25th August 2020 – 5:53pm
For the second tournament in a row, Skadoodle will not be playing alongside his teammates from T1. He will therefore miss the Pop Flash, the last American tournament of the Ignition Series. Faced with questions from the community and the incomprehension of his fans, the player reacted on Twitter to give the reasons for his absence.
Skadoodle therefore wants to take a step back to improve. This is a surprising statement, to say the least, which deserves a little context.
The spirit of American teams to build Valorant teams appears to have some negative repercussions. We recently saw 100 Thieves get rid of 4 of its players following numerous defeats, to recruit nitr0 as new captain. Today, it's the more isolated case of Skadoodle at T1 which is being debated across the Atlantic.
T1 got very good results in the first Ignition Series in the United States. But since then, the team has struggled to make it past the group stages. Dominated by TSM, as well as Gen.G Esports or even Homeless (the new Dignitas), the team has not proven its worth for a while.
During a stream of food, we discovered a private conversation between him and his teammate crashies. The window was clearly not meant to be shown on Twitch, but it does show both T1 players blaming Skadoodle for team's recent disappointments.
Whether this is true or not, this shows a real division within T1 players. It's hard to progress or accomplish something when players no longer trust themselves and their performance. We can then wonder if Skadoodle's decision to take a step back to train other Agents was really his.
In any case, the situation is still particularly... strange. Skadoodle remains T1, but no longer plays with his teammates. He plays for other teams to get better over time. But shouldn't he improve by playing with his teammates? Missing an Ignition Series tournament looks like either a disavowal from his organisation, or an abandonment from Skadoodle. All of this is all the more strange as Skadoodle will be replaced by fRoD, who is none other than... fRoD, who is none other than... his coach. An incongruous situation that is difficult to imagine in any discipline. Separated from his coach and his teammates, Skadoodle seems relatively isolated.
This may be the first split between Counter-Strike players and Valorant players. While Counter-Strike has been played basically the same way for the past 20 years or so, Valorant is a recent and evolving game. The youth of Valorant means that there is still so much to discover in its gameplay and strategies. The fact that Valorant is regularly updated and new Agents are added impose real flexibility.
Let's be clear, Skadoodle clearly has nothing to prove in terms of FPS talent. Prior to signing with T1, Skadoodle was a star player of Counter-Strike who played for Cloud9. He has won countless tournaments and titles, including the E-League Major: Boston 2018. It's the transition to Valorant that seems complicated.

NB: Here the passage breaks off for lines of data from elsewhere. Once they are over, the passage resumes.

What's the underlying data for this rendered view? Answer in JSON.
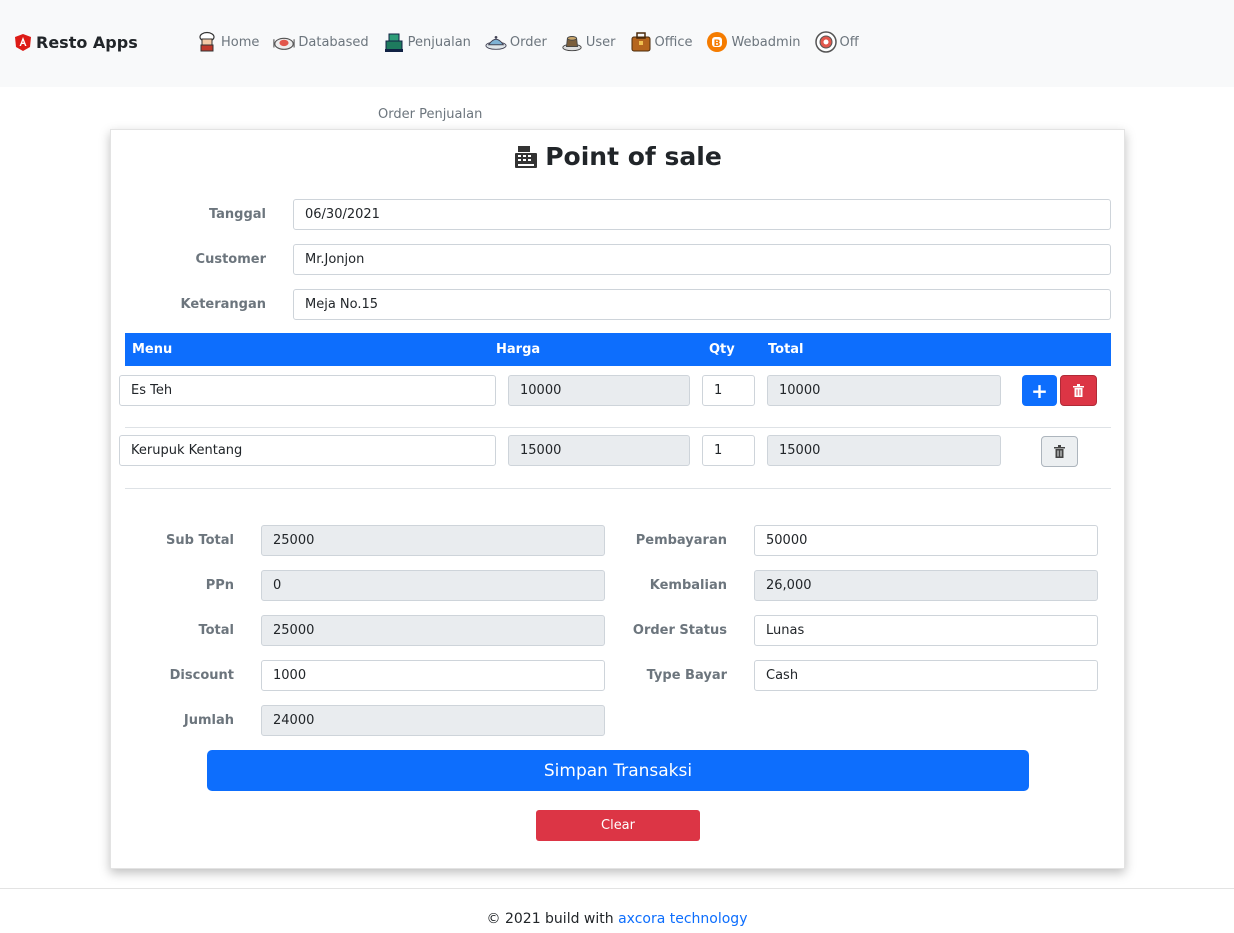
{
  "app": {
    "brand": "Resto Apps"
  },
  "nav": {
    "items": [
      {
        "label": "Home",
        "icon": "chef-icon"
      },
      {
        "label": "Databased",
        "icon": "database-icon"
      },
      {
        "label": "Penjualan",
        "icon": "register-icon"
      },
      {
        "label": "Order",
        "icon": "order-icon"
      },
      {
        "label": "User",
        "icon": "user-icon"
      },
      {
        "label": "Office",
        "icon": "office-icon"
      },
      {
        "label": "Webadmin",
        "icon": "webadmin-icon"
      },
      {
        "label": "Off",
        "icon": "power-icon"
      }
    ]
  },
  "breadcrumb": "Order Penjualan",
  "card": {
    "title": "Point of sale"
  },
  "form": {
    "tanggal_label": "Tanggal",
    "tanggal": "06/30/2021",
    "customer_label": "Customer",
    "customer": "Mr.Jonjon",
    "keterangan_label": "Keterangan",
    "keterangan": "Meja No.15"
  },
  "table": {
    "headers": [
      "Menu",
      "Harga",
      "Qty",
      "Total"
    ],
    "rows": [
      {
        "menu": "Es Teh",
        "harga": "10000",
        "qty": "1",
        "total": "10000"
      },
      {
        "menu": "Kerupuk Kentang",
        "harga": "15000",
        "qty": "1",
        "total": "15000"
      }
    ],
    "add_label": "+"
  },
  "summary": {
    "sub_total_label": "Sub Total",
    "sub_total": "25000",
    "ppn_label": "PPn",
    "ppn": "0",
    "total_label": "Total",
    "total": "25000",
    "discount_label": "Discount",
    "discount": "1000",
    "jumlah_label": "Jumlah",
    "jumlah": "24000",
    "pembayaran_label": "Pembayaran",
    "pembayaran": "50000",
    "kembalian_label": "Kembalian",
    "kembalian": "26,000",
    "order_status_label": "Order Status",
    "order_status": "Lunas",
    "type_bayar_label": "Type Bayar",
    "type_bayar": "Cash"
  },
  "actions": {
    "save": "Simpan Transaksi",
    "clear": "Clear"
  },
  "footer": {
    "text": "© 2021 build with",
    "link": "axcora technology"
  },
  "colors": {
    "primary": "#0d6efd",
    "danger": "#dc3545",
    "navbar_bg": "#f8f9fa"
  }
}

On Valorant, Skadoodle mostly plays Sage, with a relatively passive gameplay. But the meta of Valorant is hyper aggressive. It's based on the different Duelists to overtake the opponents. Jett, Phoenix and to some extent Reyna, are clearly the preferred Agents, backed by Playmakers like Omen, Sova or Raze. The efficiency (and therefore the popularity) of Sage has been in freefall for a few weeks now. Skadoodle's playstyle, focused solely on Sage, would therefore not be suitable for the current needs of a team.
Riot Games doesn't want it possible to ban Agents in competition, some players being too dependent on a particular character. In reality, true professionals of Valorant, those who will write its history in the long term, are the ones who will know how to adapt to meta's changes and master different playstyles. In a few months, when there will be even more Agents, it will be essential that each pro player is able to choose their Agent, not according to their own preferences, but according to the meta and the maps played. We're gradually starting to see this situation take shape in some teams, like TSM (which currently dominates the American scene, by the way). This functioning should become the norm.
In the meantime, we hope for Skadoodle that things will eventually work out. It's up to him to prove to his team and to those who support him that he definitely has his place in T1 and on the Valorant competitive scene. Otherwise, he could become the first real example of a player failing his transition.